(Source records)

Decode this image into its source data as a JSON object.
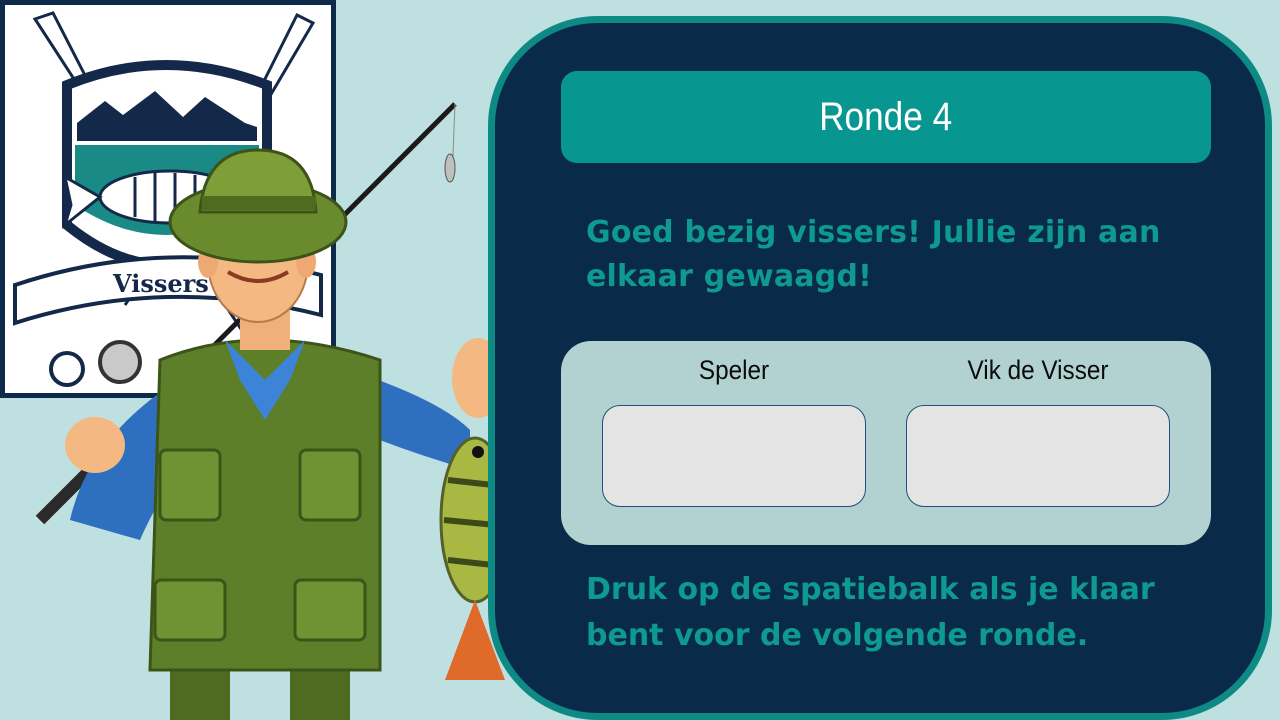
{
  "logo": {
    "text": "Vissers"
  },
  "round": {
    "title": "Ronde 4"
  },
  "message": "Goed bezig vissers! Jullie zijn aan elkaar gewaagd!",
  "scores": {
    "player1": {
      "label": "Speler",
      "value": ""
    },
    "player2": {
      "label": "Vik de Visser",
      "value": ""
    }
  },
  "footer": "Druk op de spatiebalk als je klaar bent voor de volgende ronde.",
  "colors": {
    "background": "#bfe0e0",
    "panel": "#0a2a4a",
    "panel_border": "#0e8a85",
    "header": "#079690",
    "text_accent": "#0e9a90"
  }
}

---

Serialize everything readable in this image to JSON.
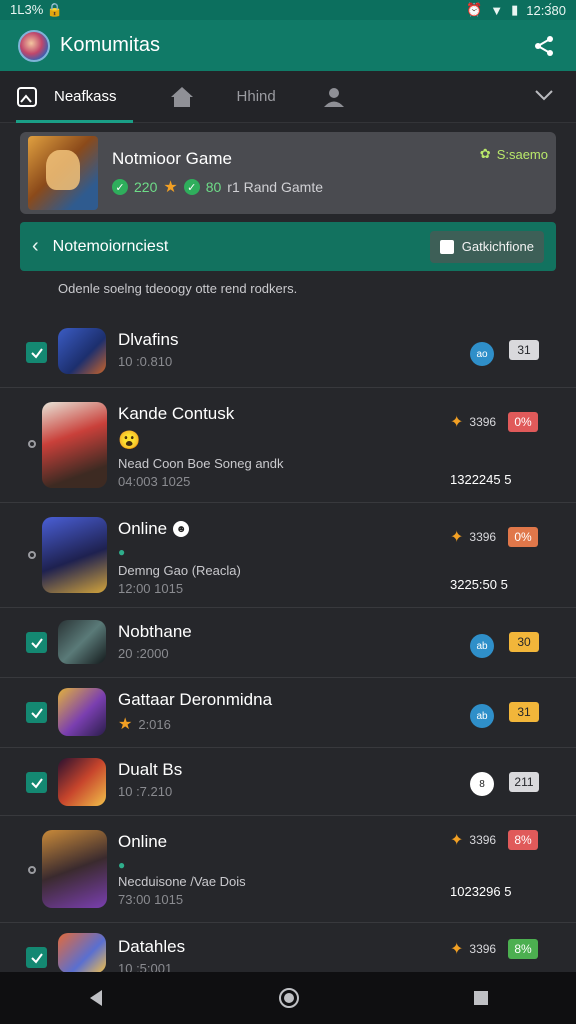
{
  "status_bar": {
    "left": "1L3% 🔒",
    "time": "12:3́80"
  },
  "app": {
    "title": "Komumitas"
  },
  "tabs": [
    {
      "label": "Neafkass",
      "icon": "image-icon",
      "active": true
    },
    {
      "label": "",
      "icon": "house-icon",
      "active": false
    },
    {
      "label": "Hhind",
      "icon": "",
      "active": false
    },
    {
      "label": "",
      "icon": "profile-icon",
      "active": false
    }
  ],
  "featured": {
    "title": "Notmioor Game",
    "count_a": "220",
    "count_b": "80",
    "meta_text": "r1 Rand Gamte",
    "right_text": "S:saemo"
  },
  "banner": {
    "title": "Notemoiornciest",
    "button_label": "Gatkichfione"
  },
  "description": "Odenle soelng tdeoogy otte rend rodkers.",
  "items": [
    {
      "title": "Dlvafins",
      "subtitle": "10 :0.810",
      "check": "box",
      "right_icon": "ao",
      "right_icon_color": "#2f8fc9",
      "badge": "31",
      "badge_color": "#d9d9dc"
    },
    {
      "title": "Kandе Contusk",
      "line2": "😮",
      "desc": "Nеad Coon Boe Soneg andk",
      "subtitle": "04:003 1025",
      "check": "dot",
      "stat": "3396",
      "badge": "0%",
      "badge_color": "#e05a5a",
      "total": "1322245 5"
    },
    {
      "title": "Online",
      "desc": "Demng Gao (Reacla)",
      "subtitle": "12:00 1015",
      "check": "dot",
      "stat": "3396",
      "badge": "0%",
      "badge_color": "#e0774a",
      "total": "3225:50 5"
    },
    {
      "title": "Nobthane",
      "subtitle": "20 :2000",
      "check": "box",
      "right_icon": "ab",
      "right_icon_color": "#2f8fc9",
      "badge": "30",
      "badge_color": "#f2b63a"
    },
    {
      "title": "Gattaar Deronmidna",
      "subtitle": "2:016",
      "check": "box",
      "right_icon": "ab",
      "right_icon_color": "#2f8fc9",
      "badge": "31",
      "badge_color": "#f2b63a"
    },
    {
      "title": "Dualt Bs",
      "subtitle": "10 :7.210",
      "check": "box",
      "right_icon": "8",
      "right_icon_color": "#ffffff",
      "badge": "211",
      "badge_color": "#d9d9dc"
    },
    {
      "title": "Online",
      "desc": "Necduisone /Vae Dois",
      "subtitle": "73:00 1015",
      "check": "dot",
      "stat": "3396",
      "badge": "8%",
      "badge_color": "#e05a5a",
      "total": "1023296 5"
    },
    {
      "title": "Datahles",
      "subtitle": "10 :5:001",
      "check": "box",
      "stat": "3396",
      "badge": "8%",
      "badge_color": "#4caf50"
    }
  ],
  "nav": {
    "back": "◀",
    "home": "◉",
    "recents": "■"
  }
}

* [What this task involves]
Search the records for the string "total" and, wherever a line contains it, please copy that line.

* [Result]
      "total": "1322245 5"
      "total": "3225:50 5"
      "total": "1023296 5"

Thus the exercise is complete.